Sila paramita means "perfection of morality." It is the second paramita, or perfection, for both Mahayana and Theravada Buddhism. Sila, or shila, is also sometimes translated as virtue or ethical conduct as well as morality. It also connotes balance and harmony.
Teachings about morality permeate Buddhism. Morality is the focus of the Right Speech, Right Action, and Right Livelihood of the Eightfold Path. Right Action focuses on the Buddhist Precepts. Moral teachings for ordained monks and nuns are found in the Vinaya-pitaka.
It's important to understand that the basis of Buddhist morality is not found in external authority. In other words, the practice of morality is not found in unquestioning obedience of a list of rules. Instead, the perfection of morality is the natural expression of wisdom and compassion.
You might ask, aren't the Precepts a list of rules? Think of the Precepts as something like training wheels. Working with them helps us become more aware of where we are "sticking." Put another way, they provide guidance for allowing the enlightened activities of wisdom and compassion to manifest in the world through us, without our getting in the way.
Mahayana scholars identified three categories of sila: Morality as restraint, morality as virtue, and morality as the selfless activity of compassion. These categories show us a progression of training, from self-concern to selfless concern.
Morality as restraint touches on renunciation. Renunciation is understood to be releasing whatever binds us to ignorance and suffering. The Pali word usually translated as "renunciation," nekkhamma, means "to go forth." So, we begin the journey by giving up behaviors that bind us, such as lying, stealing, and attachment to sensual pleasure.

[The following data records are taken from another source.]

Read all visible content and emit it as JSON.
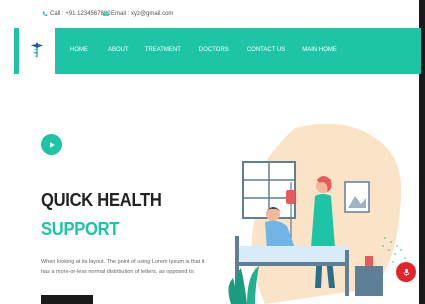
{
  "topbar": {
    "phone": "Call : +91 1234567890",
    "email": "Email : xyz@gmail.com",
    "phone_icon": "phone-icon",
    "email_icon": "envelope-icon"
  },
  "nav": {
    "logo_icon": "caduceus-icon",
    "items": [
      {
        "label": "HOME"
      },
      {
        "label": "ABOUT"
      },
      {
        "label": "TREATMENT"
      },
      {
        "label": "DOCTORS"
      },
      {
        "label": "CONTACT US"
      },
      {
        "label": "MAIN HOME"
      }
    ]
  },
  "hero": {
    "play_icon": "play-icon",
    "title_line1": "QUICK HEALTH",
    "title_line2": "SUPPORT",
    "description": "When looking at its layout. The point of using Lorem Ipsum is that it has a more-or-less normal distribution of letters, as opposed to.",
    "illustration": "patient-and-nurse-illustration",
    "fab_icon": "microphone-icon"
  },
  "colors": {
    "accent": "#1ec4a6",
    "dark": "#222222",
    "fab": "#e3252b"
  }
}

Practicing morality as virtue means grounding the practice of morality in mindfulness and meditation. In this phase, the practice of morality "turns around." It ceases to feel like a restraint on one's behavior and instead comes from a genuine concern for others.
In the final phase, morality is the selfless activity of compassion, an expression of wisdom. Hakuin spoke of this when he said, "From the sea of effortlessness, let your great uncaused compassion shine forth." This is sila paramita, the perfection of morality.
In Buddhism, the teaching of karma is inseparable from the teaching of morality. To understand why this is true, it's important to understand what karma is, and is not.
What karma is not is a cosmic criminal justice system that hands out rewards and punishments. There is no supernatural intelligence directing karma, sending blessings to the virtuous or calamities to evil-doers.
The Buddha considered karma to be a force or principle that follows its own natural laws (see the Five Nyiamas). Karma means "action," and in Buddhism this means volitional action, specifically. And the most basic teaching is that actions cause effects.
What we are, and what our lives are, at any given moment is the cumulative result of many choices, many actions. This is karma. Leading a virtuous life will not protect you from earthquakes, or from catching the flu, but it does build contentment and a more satisfying life.
Another thing karma is not, is fate. In Buddhism, we are not fated to suffer X amount of misfortune because of X amount of wrongdoing. We can change; we can clean up our act, so to speak. And as we do so, karma changes as well.
One other aspect of karma is that once in motion, it tends to keep going. One effect causes other effects causes other effects, and these effects can roll on out of our sight and even beyond our lifetimes. As we pay more attention to karma, we realize that all of us on our planet are linked together in a vast nexus of cause and effect. As our concern for others grows, so does our concern for karma.
Keeping a Balance
I said earlier that the precepts are something like training wheels. I want to come back to that metaphor now, to discuss balance.
In Buddhist practice we often hear about a Middle Way, staying between extremes. This goes back to the story of the historical Buddha. In his quest for enlightenment, the young Prince Siddhartha gave up a life of indulgence and pleasure and took up a life of extreme asceticism. He fasted nearly to the point of death, for example. Eventually he realized that his path was between extremes of self-indulgence and self-denial.
By the same token, care should be taken to not become too rigidly attached to precepts. Attachment to rules can obscure the larger purpose of morality, which is benevolent care for others. Focusing only on the rules can hinder, rather than help, the development of compassion.
On the whole, Buddhism discourages the imposing of moral absolutes, and instead encourages us to simply respond with compassion to the suffering in front of us. And sometimes, that requires breaking rules. Buddhism teaches that if our actions are guided by wisdom and compassion -- with no trace of selfishness, not even the urge to do good to "feel good about myself" -- our actions will be moral.